WHEN SPEAKING to Carol Adams and Ruschda Johaadien, who graduate this week from the Graduate School of Business (GSB) 2001 part-time Associate in Management (AIM) programme, it becomes clear that the year they spent at the Waterfront campus has been a watershed experience for both.
President and Vice-President, respectively, of the AIM class for the second semester of last year, Adams and Johaadien have achieved things neither would have thought possible until recently. Both talk of the AIM programme "opening a new world of opportunity".
Adams is an occupational therapist by training who "escaped" employment in a clothing factory by registering for and finishing her degree - cum laude - at the University of the Western Cape (UWC) despite a number of financial hiccups. After working as a community therapist for UWC for a few years, she moved to Southern Life (currently Momentum) where she progressed from claims consultant into the company's actuarial department.
Feeling that she needed some formal business training, she registered at the GSB last year, but with a certain amount of diffidence. "Going there with a community, social service ethic, I didn't feel that I belonged in the hard business world," she says.
The quiet one in the class initially, Adams soon found her voice and discovered a burgeoning sense of confidence. "AIM doesn't just give you the academic framework and the business skills, but it also helps you grow as a person," she notes.
While she had not intended to leave Momentum when enrolling for AIM, prospects at the company became limited and she realised – thanks to her new-found confidence – that it was time to move on. "It was very clear in my mind that I had outgrown my job, and I had to do something which was more challenging."
Two days after finding out she was pregnant (with twin boys), she negotiated "a very nice package" with the fledgling Medscheme Life, who had called her with a job offer. This package included Medscheme reimbursing her for AIM tuition costs.
If not for AIM, Adams says she may have become frustrated in her professional life. "AIM provided me with the opportunity to realise that I am capable of doing much more than I thought. I think eventually I may have reached this point in my life, but I feel I would have taken a lot of detours and it would have taken a bit longer to get here."
Johaadien agrees that AIM also gave her the courage to venture into previously unexplored regions of possibility. A BA graduate – also from UWC – she was working for managed healthcare company, QUALSA Healthcare, when she decided that she needed a generic business qualification.
Thinking initially that the course would simply provide her with the necessary business skills, she realised after the first term that AIM had much more to offer. "It opened my mind to so many different things, to so many different ways of looking at things," she recollects.
While she, like Adams, had no intention of leaving her then-employer, a number of job offers came her way courtesy of the GSB's Careers Service. An eleventh hour decision to attend a presentation by Private Wealth Management (PWM), a subsidiary of Old Mutual, changed the course of her life.

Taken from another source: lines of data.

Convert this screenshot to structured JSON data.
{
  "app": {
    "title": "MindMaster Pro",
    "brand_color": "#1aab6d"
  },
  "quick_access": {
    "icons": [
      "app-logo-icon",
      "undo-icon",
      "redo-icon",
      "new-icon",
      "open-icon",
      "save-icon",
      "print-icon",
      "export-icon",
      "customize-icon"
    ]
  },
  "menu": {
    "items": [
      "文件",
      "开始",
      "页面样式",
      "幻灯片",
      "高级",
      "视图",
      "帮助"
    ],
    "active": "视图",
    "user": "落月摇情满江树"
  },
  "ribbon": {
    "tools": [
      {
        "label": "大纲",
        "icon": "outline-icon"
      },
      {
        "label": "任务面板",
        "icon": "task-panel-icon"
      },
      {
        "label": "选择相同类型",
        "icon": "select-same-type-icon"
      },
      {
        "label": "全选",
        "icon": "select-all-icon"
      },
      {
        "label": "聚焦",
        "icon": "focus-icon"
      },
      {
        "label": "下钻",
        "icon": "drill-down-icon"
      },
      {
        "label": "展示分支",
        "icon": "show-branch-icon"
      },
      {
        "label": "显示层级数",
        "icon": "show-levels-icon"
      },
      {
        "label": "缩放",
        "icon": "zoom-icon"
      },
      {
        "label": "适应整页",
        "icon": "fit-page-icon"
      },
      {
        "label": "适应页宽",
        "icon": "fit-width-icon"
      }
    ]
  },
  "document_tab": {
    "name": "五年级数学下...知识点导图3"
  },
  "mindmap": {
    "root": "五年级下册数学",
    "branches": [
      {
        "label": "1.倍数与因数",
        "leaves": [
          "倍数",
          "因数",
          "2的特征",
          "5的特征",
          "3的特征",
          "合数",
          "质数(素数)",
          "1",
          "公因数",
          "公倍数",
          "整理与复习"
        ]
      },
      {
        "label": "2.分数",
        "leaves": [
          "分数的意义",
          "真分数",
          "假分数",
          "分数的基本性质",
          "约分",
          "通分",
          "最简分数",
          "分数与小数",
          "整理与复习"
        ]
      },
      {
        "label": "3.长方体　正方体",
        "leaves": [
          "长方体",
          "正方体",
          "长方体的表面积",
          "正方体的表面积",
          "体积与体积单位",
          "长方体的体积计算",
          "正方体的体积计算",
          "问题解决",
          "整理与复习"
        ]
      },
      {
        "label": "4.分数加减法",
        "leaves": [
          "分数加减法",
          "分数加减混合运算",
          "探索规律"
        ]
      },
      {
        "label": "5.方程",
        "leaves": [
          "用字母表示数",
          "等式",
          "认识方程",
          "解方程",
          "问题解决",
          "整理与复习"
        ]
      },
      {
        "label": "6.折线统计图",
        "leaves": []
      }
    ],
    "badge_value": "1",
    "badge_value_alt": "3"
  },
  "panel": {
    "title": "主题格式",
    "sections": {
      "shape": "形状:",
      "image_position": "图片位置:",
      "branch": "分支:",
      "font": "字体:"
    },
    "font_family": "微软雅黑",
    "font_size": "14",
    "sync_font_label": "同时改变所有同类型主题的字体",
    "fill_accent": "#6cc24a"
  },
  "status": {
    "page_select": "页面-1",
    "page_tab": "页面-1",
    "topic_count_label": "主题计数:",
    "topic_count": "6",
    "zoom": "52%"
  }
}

"I remember sitting in the car and thinking to myself, should I rather go shopping at the Waterfront? What do I know about finance, I thought? I literally had my foot out of the car door when I said, 'Ruschda, this one second can change your life'. And it actually did. As I sat in the presentation and listened to the speaker, I thought, hey, I can do this.
"The whole course has given me a lot of confidence in my abilities. Even going into AIM, I didn't think I was going to cope, but the course has shown me there's a lot more to me than I thought."
Currently on a three-month intensive training programme in financial planning at PWM, Johaadien says the AIM course has also given her the courage to take on some very difficult professional pursuits. She has recently registered on a programme to become a certified financial planner, the highest qualification in this field.
"I would never have thought of tackling that now if didn't do AIM last year. It's just opened up this whole new world to me."
The long hours at the GSB have paid off, she adds. "My family didn't see me a lot, but they knew what I wanted to achieve and why."